The Woodruff Arcade has been demolished. This arcade had been reported as the last remaining arcade building in Chicago and one of the last remaining in the region. A nondescript seven-story building is planned for the site. Located at the corner of Broadway, Devon and Sheridan in Edgewater and Rogers Park, the 94-year old Woodruff Arcade has served dozens of small tenants since it was first opened in the 1920s.
Shopping arcades are a rare building type, both in Chicago and across the country. The predecessors to the modern shopping mall, these enclosed structures featured retail spaces arranged around a central court. Popularized first in Europe, many were built in American cities, beginning in the 19th century. One of the nation’s earliest and most significant arcades is the Westminster Arcade in Providence, Rhode Island, which opened in 1828. After a considerable effort by the Providence preservation community, it was successfully and sensitively reused. It now includes a mix of retail, restaurants and affordable housing. Other notable arcades exist in cities such as Cleveland, Nashville, Ann Arbor, and Watertown in upstate New York.
“In 1922, W.J. Woodruff received a building permit from the city for his arcade, according to the Edgewater Historical Society.
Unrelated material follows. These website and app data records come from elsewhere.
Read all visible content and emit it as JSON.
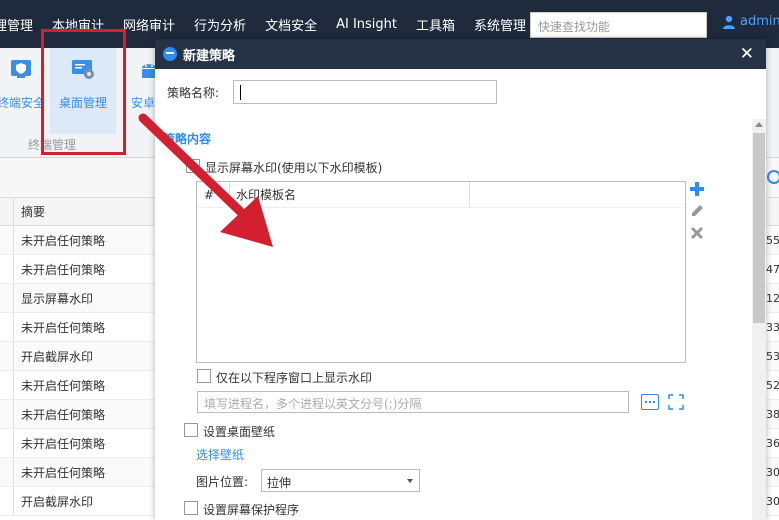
{
  "topbar": {
    "menu": [
      "理管理",
      "本地审计",
      "网络审计",
      "行为分析",
      "文档安全",
      "AI Insight",
      "工具箱",
      "系统管理"
    ],
    "search_placeholder": "快速查找功能",
    "user": "admin"
  },
  "ribbon": {
    "items": [
      {
        "label": "终端安全"
      },
      {
        "label": "桌面管理"
      },
      {
        "label": "安卓管"
      }
    ],
    "group_label": "终端管理"
  },
  "table": {
    "header": "摘要",
    "rows": [
      "未开启任何策略",
      "未开启任何策略",
      "显示屏幕水印",
      "未开启任何策略",
      "开启截屏水印",
      "未开启任何策略",
      "未开启任何策略",
      "未开启任何策略",
      "未开启任何策略",
      "开启截屏水印"
    ],
    "right_nums": [
      "55",
      "47",
      "12",
      "33",
      "53",
      "52",
      "38",
      "36",
      "30",
      "30"
    ]
  },
  "modal": {
    "title": "新建策略",
    "name_label": "策略名称:",
    "name_value": "",
    "section_title": "策略内容",
    "watermark_check": "显示屏幕水印(使用以下水印模板)",
    "tpl_col_num": "#",
    "tpl_col_name": "水印模板名",
    "only_program_check": "仅在以下程序窗口上显示水印",
    "process_placeholder": "填写进程名，多个进程以英文分号(;)分隔",
    "wallpaper_check": "设置桌面壁纸",
    "choose_wallpaper": "选择壁纸",
    "position_label": "图片位置:",
    "position_value": "拉伸",
    "screensaver_check": "设置屏幕保护程序"
  },
  "colors": {
    "accent": "#2d8cf0",
    "annotation": "#d31f30",
    "titlebar": "#263346"
  }
}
Architect Herbert Green designed a handsome but utilitarian red brick building that opens up inside with iron staircases, large interior windows into the internal courtyard, and that big skylight.” (WBEZ, 6/22/17)
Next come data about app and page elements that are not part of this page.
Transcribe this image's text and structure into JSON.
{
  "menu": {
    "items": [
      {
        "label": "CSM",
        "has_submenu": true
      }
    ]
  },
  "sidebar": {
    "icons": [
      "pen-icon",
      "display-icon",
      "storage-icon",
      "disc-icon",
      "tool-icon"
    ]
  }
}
The Edgewater Historical Society, Preservation Chicago, and other local neighborhood groups have advocated for its protection and preservation through Chicago Landmark status. The online petition to save the historic Woodruff Arcade collected approximately 800 signatures.
The arcade formerly housed over a dozen small business and offices until being evicted. The previous owner operated the arcade for more than 30 years, but sold the building to Borekci Real Estate, a company based in Ankara, Turkey, and Algonquin Venture Real Estate LLC based in Northbrook, Illinois. Ironically, the new seven story building to be constructed on the site is being marketed as “The Arcade.” The new construction will not retain any part of the original structure, resulting in a full demolition of the building.
48th Ward Alderman Harry Osterman did not oppose the proposal and suggested that the development was too far along for the City to consider a Chicago Landmark Designation for the building. As the developer worked within the existing zoning limits (as-of-right), there was no requirement for public meetings and no requirement for Aldermanic approval. Like so many historic buildings under threat, the discrepancy between the existing historic structure and the site’s more permissive zoning results in an economic incentive for the destruction of Chicago’s historic building resources.
Preservation Chicago and preservation partners had reached out to Alderman Osterman to encourage the developer to incorporate the facade and the interior arcade in the new construction. The only concession from the developer was an offer of a commemorative plaque.
The Woodruff Arcade was an important community feature and it could have been an asset for the Rogers Park and Edgewater communities for years to come. It should have been preserved, restored, and reused.
New Image Released Of High Rise That Could Replace Woodruff Arcade, Daniel Zagotta, Edgeville Buzz, 11/21/17
What’s That Building? The Woodruff Arcade with Dennis Rodkin, WBEZ Chicago, Morning Shift, 11 Minute Radio Story, June 22, 2017
94-Year-Old ‘Arcade’ Shopping Center Sold; Businesses Must Leave By Dec. 31, Linze Rice, DNAinfo, February 3, 2017